What you have to do: Give the records below again exactly, and exclude each picture.

Source data:
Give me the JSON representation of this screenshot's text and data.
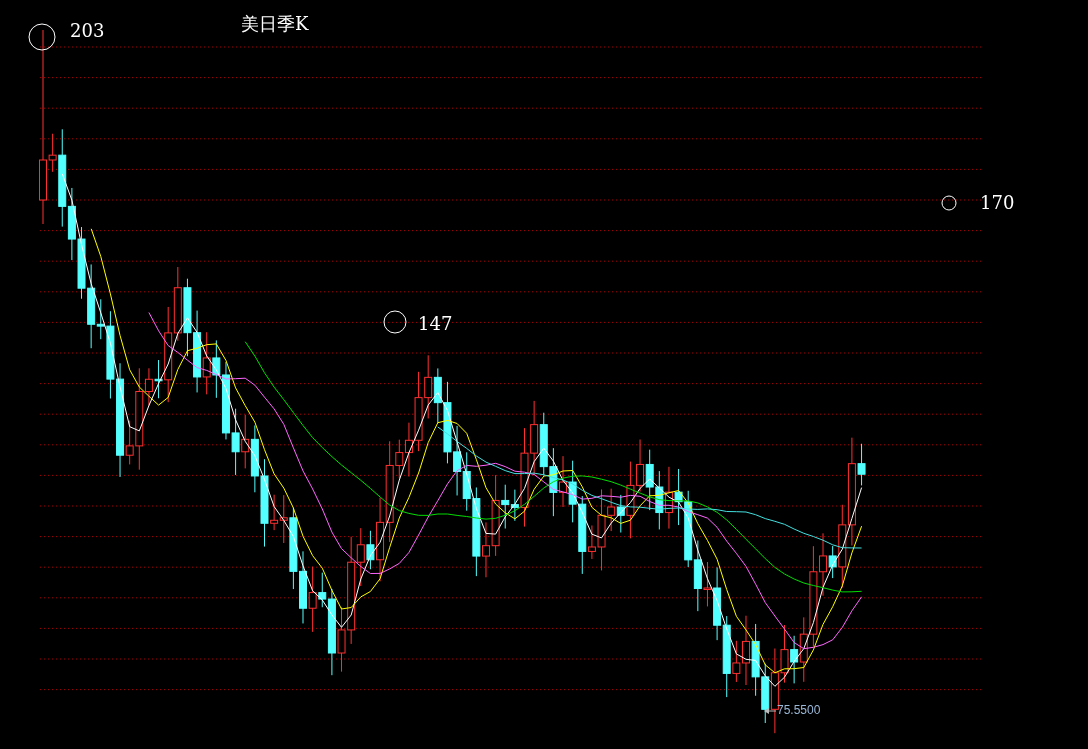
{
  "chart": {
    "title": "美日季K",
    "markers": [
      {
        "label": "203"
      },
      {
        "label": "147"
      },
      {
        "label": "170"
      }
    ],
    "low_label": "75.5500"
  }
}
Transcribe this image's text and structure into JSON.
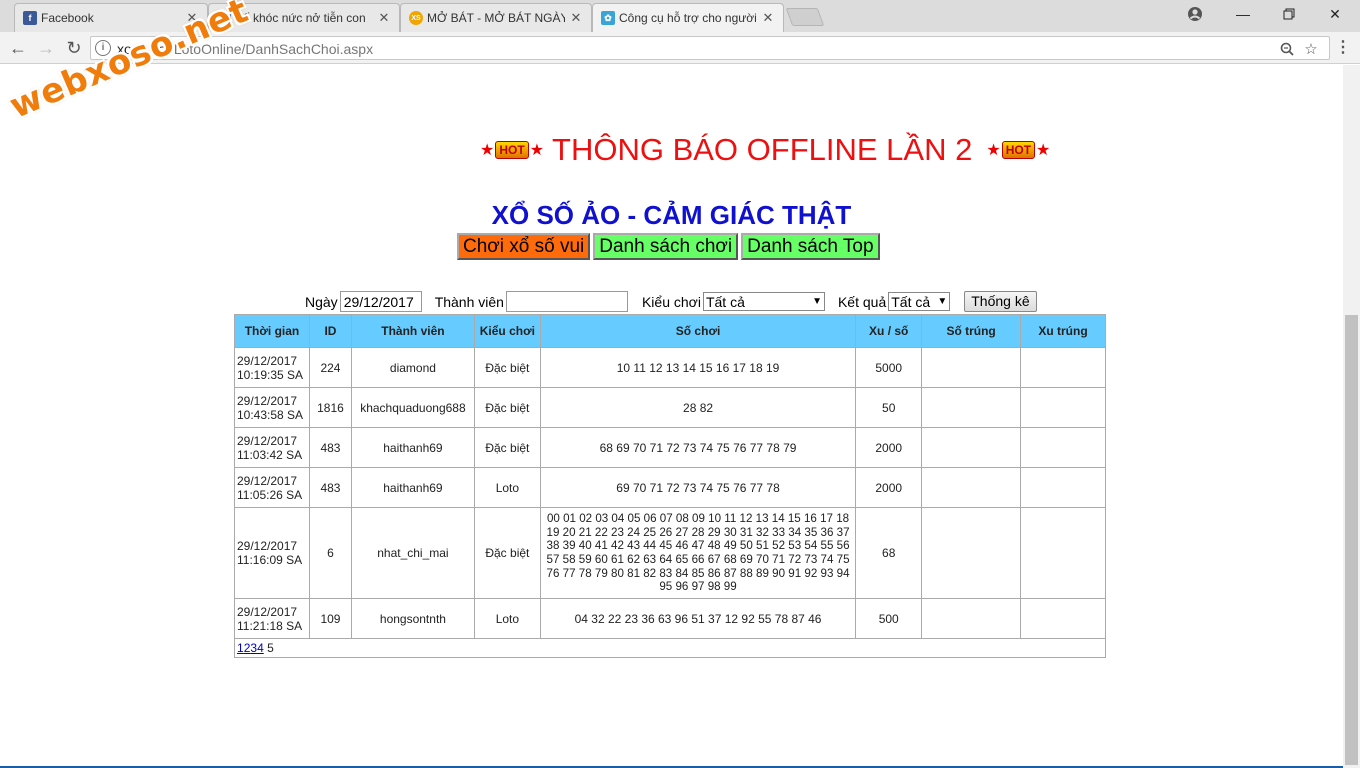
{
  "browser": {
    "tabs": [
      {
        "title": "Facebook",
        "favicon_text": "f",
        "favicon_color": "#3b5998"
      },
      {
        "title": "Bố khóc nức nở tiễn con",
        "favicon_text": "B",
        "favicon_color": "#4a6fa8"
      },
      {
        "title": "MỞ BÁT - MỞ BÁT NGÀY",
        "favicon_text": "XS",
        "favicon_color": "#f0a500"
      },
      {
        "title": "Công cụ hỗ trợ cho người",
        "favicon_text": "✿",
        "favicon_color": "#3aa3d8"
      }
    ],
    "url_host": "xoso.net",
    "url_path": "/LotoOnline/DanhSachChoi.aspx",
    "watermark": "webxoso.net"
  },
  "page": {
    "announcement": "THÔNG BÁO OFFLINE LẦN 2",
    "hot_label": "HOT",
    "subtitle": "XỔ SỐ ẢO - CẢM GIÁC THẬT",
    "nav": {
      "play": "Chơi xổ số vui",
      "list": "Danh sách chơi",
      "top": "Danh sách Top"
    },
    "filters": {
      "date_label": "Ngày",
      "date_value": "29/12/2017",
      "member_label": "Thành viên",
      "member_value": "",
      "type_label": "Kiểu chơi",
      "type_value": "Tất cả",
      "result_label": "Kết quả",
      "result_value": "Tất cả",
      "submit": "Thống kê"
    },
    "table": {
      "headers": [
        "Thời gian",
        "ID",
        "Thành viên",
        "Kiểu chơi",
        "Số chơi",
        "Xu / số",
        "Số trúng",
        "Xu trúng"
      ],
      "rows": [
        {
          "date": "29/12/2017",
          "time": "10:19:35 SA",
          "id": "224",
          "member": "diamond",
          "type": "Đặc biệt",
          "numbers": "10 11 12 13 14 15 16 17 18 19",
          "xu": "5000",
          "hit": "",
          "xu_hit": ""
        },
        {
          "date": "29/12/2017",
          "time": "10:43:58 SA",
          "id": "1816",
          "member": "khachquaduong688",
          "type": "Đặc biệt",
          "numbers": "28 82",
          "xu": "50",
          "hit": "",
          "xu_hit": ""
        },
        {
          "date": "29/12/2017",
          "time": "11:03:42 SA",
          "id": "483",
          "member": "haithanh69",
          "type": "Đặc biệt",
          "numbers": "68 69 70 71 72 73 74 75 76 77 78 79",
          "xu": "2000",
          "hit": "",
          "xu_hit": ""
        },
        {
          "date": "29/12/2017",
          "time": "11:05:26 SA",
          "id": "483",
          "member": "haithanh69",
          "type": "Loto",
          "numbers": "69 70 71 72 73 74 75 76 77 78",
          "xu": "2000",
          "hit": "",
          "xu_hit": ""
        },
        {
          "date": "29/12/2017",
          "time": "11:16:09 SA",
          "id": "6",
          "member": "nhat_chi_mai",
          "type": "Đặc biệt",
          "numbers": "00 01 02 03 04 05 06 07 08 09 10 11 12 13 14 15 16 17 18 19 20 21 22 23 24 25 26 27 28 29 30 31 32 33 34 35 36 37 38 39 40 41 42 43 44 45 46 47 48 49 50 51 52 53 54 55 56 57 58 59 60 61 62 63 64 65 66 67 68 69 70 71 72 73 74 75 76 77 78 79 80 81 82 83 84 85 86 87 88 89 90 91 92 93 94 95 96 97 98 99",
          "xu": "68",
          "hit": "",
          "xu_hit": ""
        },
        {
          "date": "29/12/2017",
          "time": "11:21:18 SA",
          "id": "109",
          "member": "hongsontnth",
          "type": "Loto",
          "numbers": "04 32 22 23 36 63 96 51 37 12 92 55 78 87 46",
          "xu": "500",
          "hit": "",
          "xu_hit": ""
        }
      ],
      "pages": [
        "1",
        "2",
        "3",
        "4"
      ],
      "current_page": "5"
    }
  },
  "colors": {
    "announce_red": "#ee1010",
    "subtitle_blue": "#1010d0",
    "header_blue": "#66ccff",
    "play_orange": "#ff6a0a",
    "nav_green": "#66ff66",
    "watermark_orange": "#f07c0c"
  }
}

Answer box:
Give me the JSON representation of this screenshot's text and data.
{
  "chart": {
    "title": "美日季K",
    "markers": [
      {
        "label": "203"
      },
      {
        "label": "147"
      },
      {
        "label": "170"
      }
    ],
    "low_label": "75.5500"
  }
}
Transcribe this image's text and structure into JSON.
{
  "browser": {
    "tabs": [
      {
        "title": "Facebook",
        "favicon_text": "f",
        "favicon_color": "#3b5998"
      },
      {
        "title": "Bố khóc nức nở tiễn con",
        "favicon_text": "B",
        "favicon_color": "#4a6fa8"
      },
      {
        "title": "MỞ BÁT - MỞ BÁT NGÀY",
        "favicon_text": "XS",
        "favicon_color": "#f0a500"
      },
      {
        "title": "Công cụ hỗ trợ cho người",
        "favicon_text": "✿",
        "favicon_color": "#3aa3d8"
      }
    ],
    "url_host": "xoso.net",
    "url_path": "/LotoOnline/DanhSachChoi.aspx",
    "watermark": "webxoso.net"
  },
  "page": {
    "announcement": "THÔNG BÁO OFFLINE LẦN 2",
    "hot_label": "HOT",
    "subtitle": "XỔ SỐ ẢO - CẢM GIÁC THẬT",
    "nav": {
      "play": "Chơi xổ số vui",
      "list": "Danh sách chơi",
      "top": "Danh sách Top"
    },
    "filters": {
      "date_label": "Ngày",
      "date_value": "29/12/2017",
      "member_label": "Thành viên",
      "member_value": "",
      "type_label": "Kiểu chơi",
      "type_value": "Tất cả",
      "result_label": "Kết quả",
      "result_value": "Tất cả",
      "submit": "Thống kê"
    },
    "table": {
      "headers": [
        "Thời gian",
        "ID",
        "Thành viên",
        "Kiểu chơi",
        "Số chơi",
        "Xu / số",
        "Số trúng",
        "Xu trúng"
      ],
      "rows": [
        {
          "date": "29/12/2017",
          "time": "10:19:35 SA",
          "id": "224",
          "member": "diamond",
          "type": "Đặc biệt",
          "numbers": "10 11 12 13 14 15 16 17 18 19",
          "xu": "5000",
          "hit": "",
          "xu_hit": ""
        },
        {
          "date": "29/12/2017",
          "time": "10:43:58 SA",
          "id": "1816",
          "member": "khachquaduong688",
          "type": "Đặc biệt",
          "numbers": "28 82",
          "xu": "50",
          "hit": "",
          "xu_hit": ""
        },
        {
          "date": "29/12/2017",
          "time": "11:03:42 SA",
          "id": "483",
          "member": "haithanh69",
          "type": "Đặc biệt",
          "numbers": "68 69 70 71 72 73 74 75 76 77 78 79",
          "xu": "2000",
          "hit": "",
          "xu_hit": ""
        },
        {
          "date": "29/12/2017",
          "time": "11:05:26 SA",
          "id": "483",
          "member": "haithanh69",
          "type": "Loto",
          "numbers": "69 70 71 72 73 74 75 76 77 78",
          "xu": "2000",
          "hit": "",
          "xu_hit": ""
        },
        {
          "date": "29/12/2017",
          "time": "11:16:09 SA",
          "id": "6",
          "member": "nhat_chi_mai",
          "type": "Đặc biệt",
          "numbers": "00 01 02 03 04 05 06 07 08 09 10 11 12 13 14 15 16 17 18 19 20 21 22 23 24 25 26 27 28 29 30 31 32 33 34 35 36 37 38 39 40 41 42 43 44 45 46 47 48 49 50 51 52 53 54 55 56 57 58 59 60 61 62 63 64 65 66 67 68 69 70 71 72 73 74 75 76 77 78 79 80 81 82 83 84 85 86 87 88 89 90 91 92 93 94 95 96 97 98 99",
          "xu": "68",
          "hit": "",
          "xu_hit": ""
        },
        {
          "date": "29/12/2017",
          "time": "11:21:18 SA",
          "id": "109",
          "member": "hongsontnth",
          "type": "Loto",
          "numbers": "04 32 22 23 36 63 96 51 37 12 92 55 78 87 46",
          "xu": "500",
          "hit": "",
          "xu_hit": ""
        }
      ],
      "pages": [
        "1",
        "2",
        "3",
        "4"
      ],
      "current_page": "5"
    }
  },
  "colors": {
    "announce_red": "#ee1010",
    "subtitle_blue": "#1010d0",
    "header_blue": "#66ccff",
    "play_orange": "#ff6a0a",
    "nav_green": "#66ff66",
    "watermark_orange": "#f07c0c"
  }
}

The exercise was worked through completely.